Goanna ate my homework: YEAR 2 - Science - Explain


Little J shares his bird feather collection with B-Boy. In school, Little J promises to find bush tucker to share with the class. The problem is that he doesn’t know how to find bush tucker. He enrols the help of Big Cuz and Nanna to teach him ‘proper way’ to identify and track animals. The group finds emu eggs but overnight a greedy goanna eats them. Nanna comes to the rescue by making spaghetti bolognaise for the class.

Explain - Collect data and information from observations and identify information and data from sources provided

Theme - FAUNA

In Little J & Big Cuz, Episode 5 ‘Goanna ate my homework’, Little J recognised that the greedy goanna had eaten his emu eggs. He hadn’t seen the goanna entering the shed and eating the eggs, but he found evidence through the tracks left by the animal.

Introduce students to the concept of science needs evidence to prove an assumption (hypothesis). As a class, ask students to guess what animals are present in their local environment, and which animals come out at night and roam around the school. Conduct a class experiment:

  1. Topic: Local animals that visit the school at night
  2. Inquiry question: Which animals live in the school environment?
  3. Observations: Have students hypothesise about what animals are present in the school through their observations. Animals may include birds, insects, domesticated animals, known Australian animals for the local area.
  4. Experiment:

Activity: Make an animal track plot

Refer to Make an animal track plot

  • Find an area of ground in the school yard, or in a local parkland, that is out of the way and won’t be stepped on during the day.
  • Clear an area of about one square metre of leaves and sticks, leaving only the dirt exposed.
  • Dig up the top layer of dirt, making sure to keep the area as level as possible, and keep the removed dirt in a bucket.
  • Place the dirt from the bucket through a sifter and spread the fine dirt particles out evenly over the surface of the patch of dirt, creating a nice layer of dust-like dirt on the top.
  • Leave the patch, untouched, overnight and return in the morning to record the footprints left by creatures during the night. You may find insect tracks or the tracks of mammals and birds. For added incentive for creatures, add a piece of apple in the centre of the patch.

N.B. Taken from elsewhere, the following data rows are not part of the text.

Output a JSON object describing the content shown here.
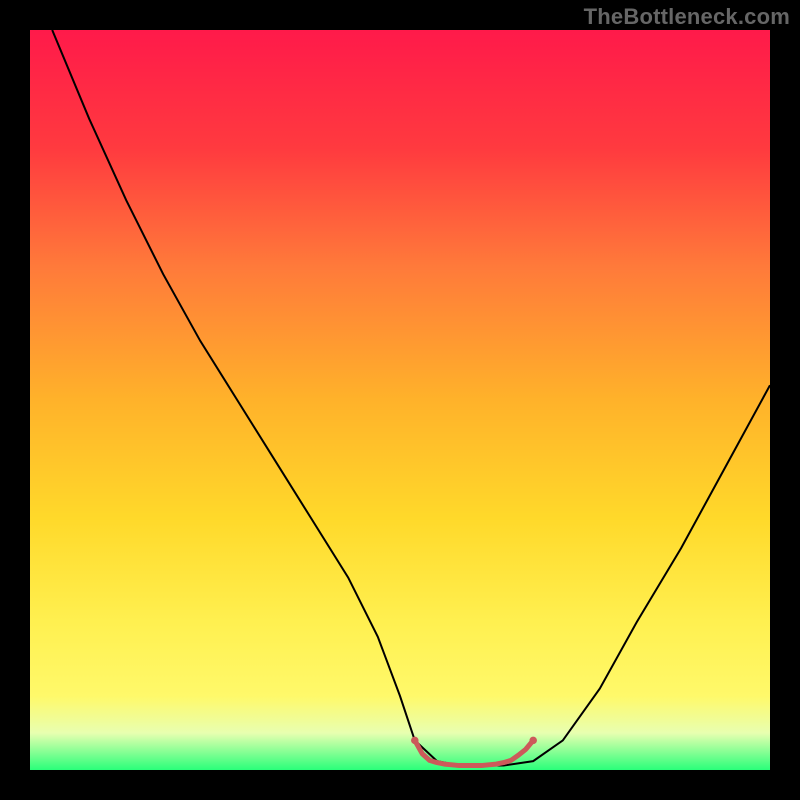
{
  "watermark": "TheBottleneck.com",
  "chart_data": {
    "type": "line",
    "title": "",
    "xlabel": "",
    "ylabel": "",
    "xlim": [
      0,
      100
    ],
    "ylim": [
      0,
      100
    ],
    "grid": false,
    "gradient_background": {
      "top": "#ff1a4a",
      "mid1": "#ff7a3a",
      "mid2": "#ffd92a",
      "mid3": "#fff96a",
      "bottom": "#2aff7a"
    },
    "series": [
      {
        "name": "bottleneck-curve",
        "type": "line",
        "color": "#000000",
        "x": [
          3,
          8,
          13,
          18,
          23,
          28,
          33,
          38,
          43,
          47,
          50,
          52,
          55,
          58,
          60,
          64,
          68,
          72,
          77,
          82,
          88,
          94,
          100
        ],
        "y": [
          100,
          88,
          77,
          67,
          58,
          50,
          42,
          34,
          26,
          18,
          10,
          4,
          1.2,
          0.6,
          0.6,
          0.6,
          1.2,
          4,
          11,
          20,
          30,
          41,
          52
        ]
      },
      {
        "name": "optimal-marker",
        "type": "line",
        "color": "#cc5a5a",
        "stroke_width": 5,
        "linecap": "round",
        "x": [
          52,
          53,
          54,
          55,
          56,
          57,
          58,
          59,
          60,
          61,
          62,
          63,
          64,
          65,
          66,
          67,
          68
        ],
        "y": [
          4,
          2.2,
          1.3,
          1.0,
          0.8,
          0.7,
          0.6,
          0.6,
          0.6,
          0.6,
          0.7,
          0.8,
          1.0,
          1.3,
          2.0,
          2.8,
          4
        ]
      }
    ]
  }
}
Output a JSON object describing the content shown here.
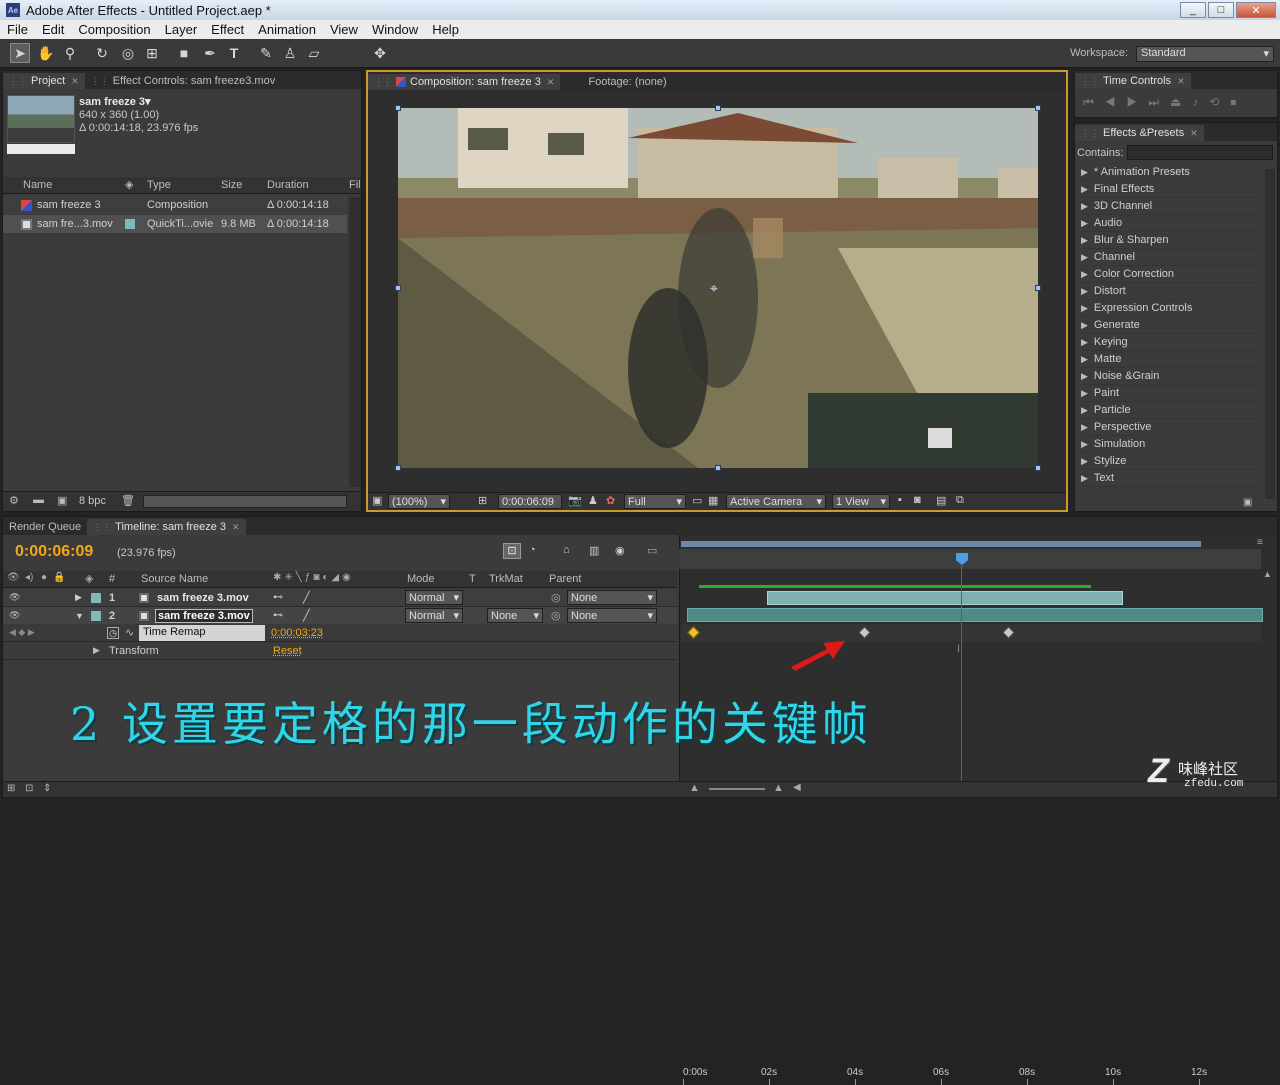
{
  "window": {
    "title": "Adobe After Effects - Untitled Project.aep *",
    "app_icon": "ae-app-icon",
    "min": "_",
    "max": "□",
    "close": "✕"
  },
  "menu": [
    "File",
    "Edit",
    "Composition",
    "Layer",
    "Effect",
    "Animation",
    "View",
    "Window",
    "Help"
  ],
  "tools": [
    "selection-tool",
    "hand-tool",
    "zoom-tool",
    "rotate-tool",
    "orbit-camera-tool",
    "pan-behind-tool",
    "rectangle-tool",
    "pen-tool",
    "type-tool",
    "brush-tool",
    "clone-stamp-tool",
    "eraser-tool",
    "puppet-tool"
  ],
  "workspace": {
    "label": "Workspace:",
    "value": "Standard"
  },
  "project_panel": {
    "tabs": [
      "Project",
      "Effect Controls: sam freeze3.mov"
    ],
    "item_name": "sam freeze 3▾",
    "item_line1": "640 x 360 (1.00)",
    "item_line2": "Δ 0:00:14:18, 23.976 fps",
    "columns": [
      "Name",
      "Type",
      "Size",
      "Duration",
      "Fil"
    ],
    "rows": [
      {
        "name": "sam freeze 3",
        "type": "Composition",
        "size": "",
        "duration": "Δ 0:00:14:18"
      },
      {
        "name": "sam fre...3.mov",
        "type": "QuickTi...ovie",
        "size": "9.8 MB",
        "duration": "Δ 0:00:14:18"
      }
    ],
    "bpc": "8 bpc"
  },
  "comp_panel": {
    "tabs": [
      "Composition: sam freeze 3",
      "Footage: (none)"
    ],
    "zoom": "(100%)",
    "timecode": "0:00:06:09",
    "resolution": "Full",
    "camera": "Active Camera",
    "views": "1 View"
  },
  "time_controls": {
    "tab": "Time Controls"
  },
  "effects_panel": {
    "tab": "Effects &Presets",
    "contains_label": "Contains:",
    "items": [
      "* Animation Presets",
      "Final Effects",
      "3D Channel",
      "Audio",
      "Blur & Sharpen",
      "Channel",
      "Color Correction",
      "Distort",
      "Expression Controls",
      "Generate",
      "Keying",
      "Matte",
      "Noise &Grain",
      "Paint",
      "Particle",
      "Perspective",
      "Simulation",
      "Stylize",
      "Text"
    ]
  },
  "timeline": {
    "tabs": [
      "Render Queue",
      "Timeline: sam freeze 3"
    ],
    "current_time": "0:00:06:09",
    "fps": "(23.976 fps)",
    "columns": {
      "num": "#",
      "source": "Source Name",
      "mode": "Mode",
      "t": "T",
      "trkmat": "TrkMat",
      "parent": "Parent"
    },
    "layers": [
      {
        "num": "1",
        "name": "sam freeze 3.mov",
        "mode": "Normal",
        "trkmat": "",
        "parent": "None"
      },
      {
        "num": "2",
        "name": "sam freeze 3.mov",
        "mode": "Normal",
        "trkmat": "None",
        "parent": "None"
      }
    ],
    "time_remap": {
      "label": "Time Remap",
      "value": "0:00:03:23"
    },
    "transform": {
      "label": "Transform",
      "value": "Reset"
    },
    "ruler": [
      "0:00s",
      "02s",
      "04s",
      "06s",
      "08s",
      "10s",
      "12s"
    ],
    "playhead_seconds": 6.4
  },
  "caption": "2 设置要定格的那一段动作的关键帧",
  "watermark": {
    "brand": "Z",
    "text": "味峰社区",
    "url": "zfedu.com"
  },
  "colors": {
    "accent": "#f0a818",
    "caption": "#30d6e8",
    "playhead": "#d43030",
    "layer_bar": "#4f8a88"
  }
}
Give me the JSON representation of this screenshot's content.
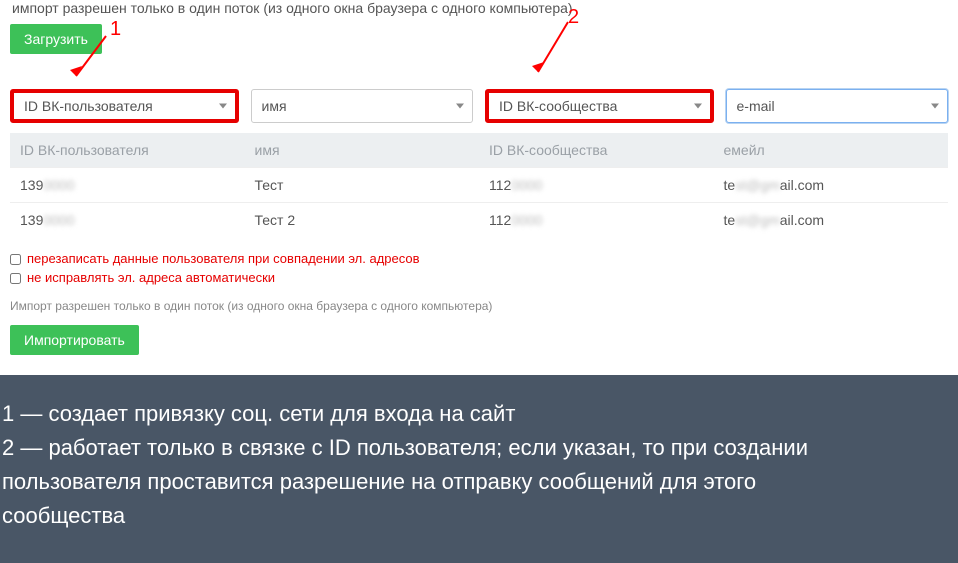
{
  "topNote": "импорт разрешен только в один поток (из одного окна браузера с одного компьютера)",
  "loadBtn": "Загрузить",
  "annot1": "1",
  "annot2": "2",
  "selects": {
    "s1": "ID ВК-пользователя",
    "s2": "имя",
    "s3": "ID ВК-сообщества",
    "s4": "e-mail"
  },
  "tableHeaders": {
    "h1": "ID ВК-пользователя",
    "h2": "имя",
    "h3": "ID ВК-сообщества",
    "h4": "емейл"
  },
  "rows": [
    {
      "c1a": "139",
      "c1b": "0000",
      "c2": "Тест",
      "c3a": "112",
      "c3b": "0000",
      "c4a": "te",
      "c4b": "st@gm",
      "c4c": "ail.com"
    },
    {
      "c1a": "139",
      "c1b": "0000",
      "c2": "Тест 2",
      "c3a": "112",
      "c3b": "0000",
      "c4a": "te",
      "c4b": "st@gm",
      "c4c": "ail.com"
    }
  ],
  "options": {
    "overwrite": "перезаписать данные пользователя при совпадении эл. адресов",
    "nofix": "не исправлять эл. адреса автоматически"
  },
  "smallNote": "Импорт разрешен только в один поток (из одного окна браузера с одного компьютера)",
  "importBtn": "Импортировать",
  "footer": {
    "l1": "1 — создает привязку соц. сети для входа на сайт",
    "l2": "2 — работает только в связке с ID пользователя; если указан, то при создании",
    "l3": "пользователя проставится разрешение на отправку сообщений для этого",
    "l4": "сообщества"
  }
}
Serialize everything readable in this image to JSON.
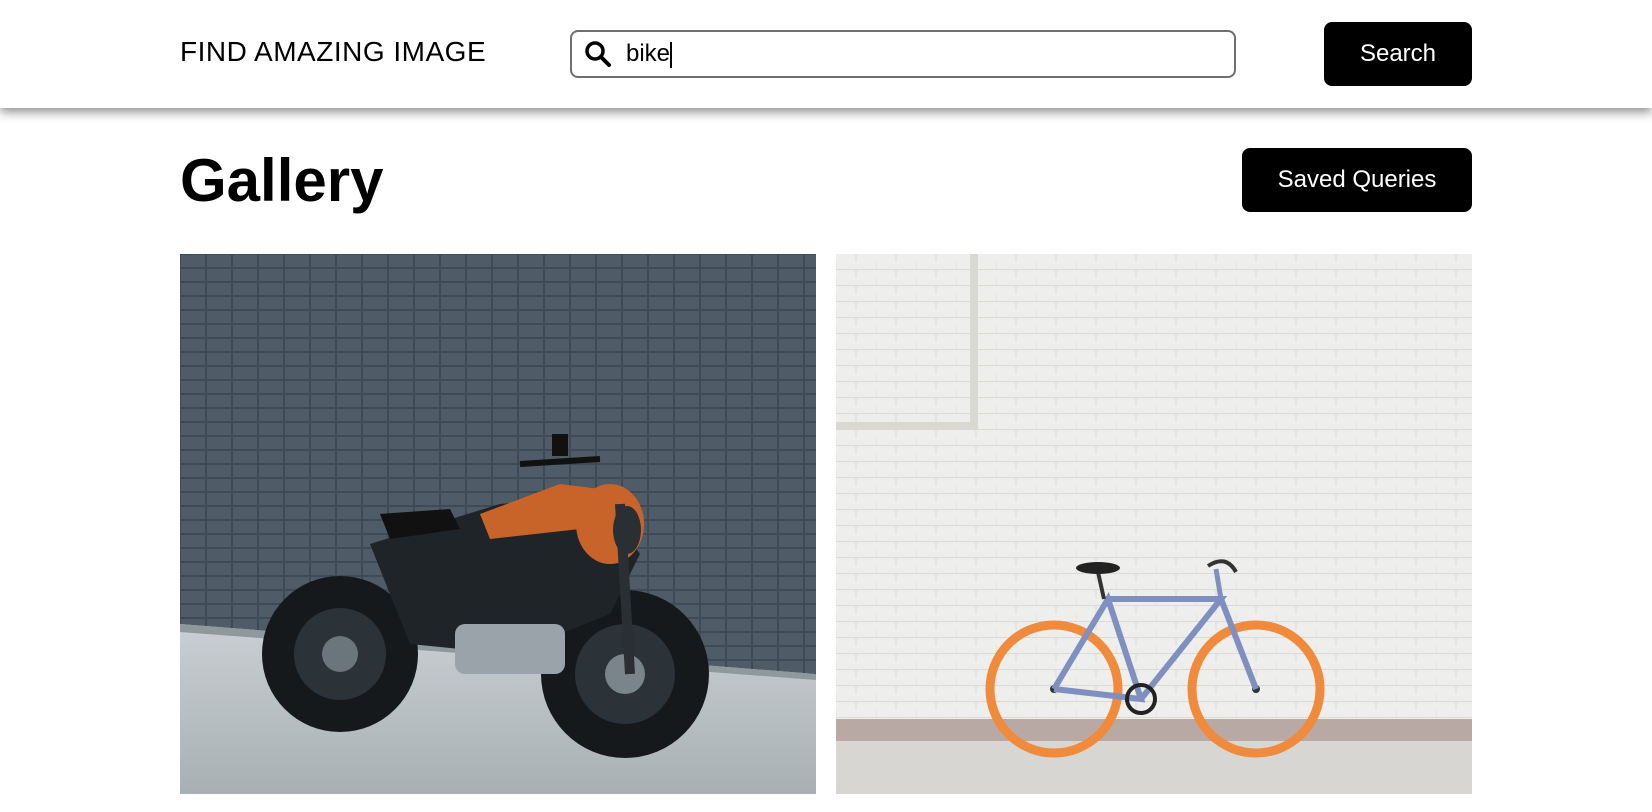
{
  "header": {
    "brand": "FIND AMAZING IMAGE",
    "search": {
      "value": "bike",
      "placeholder": ""
    },
    "search_button": "Search"
  },
  "main": {
    "title": "Gallery",
    "saved_queries_button": "Saved Queries"
  },
  "gallery": {
    "images": [
      {
        "icon": "motorcycle-photo",
        "alt": ""
      },
      {
        "icon": "bicycle-photo",
        "alt": ""
      }
    ]
  },
  "colors": {
    "accent": "#000000",
    "background": "#ffffff",
    "bike_wheel": "#f08a3c",
    "bike_frame": "#7f8fc0",
    "moto_tank": "#c8642a"
  }
}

Theorising on the facts, the evidence:

  • Theorise with the students what animal left each kind of track. Get them to practise their tracking skills!
  • Predictions can be made each night as to what creatures will leave their prints behind and, over time, a pattern of frequency may become obvious.
  • Photos can be taken each morning of the tracks and a photo display can be mounted in the classroom revealing the movements of night creatures in the area.
  • The students can add some rotting meat to a shallow hole in the centre of the patch to entice carnivores!


  • The class identifies the animals that passed over the patch of sand. Ask students whether this was enough evidence to make a conclusion that the animal or animals live in the area. Extend their thinking about the animals that didn’t walk in the sand pit, and how you collect evidence of their local habitat.
  • Have all class members write/present a short report on this experiment and make conclusions based on the facts.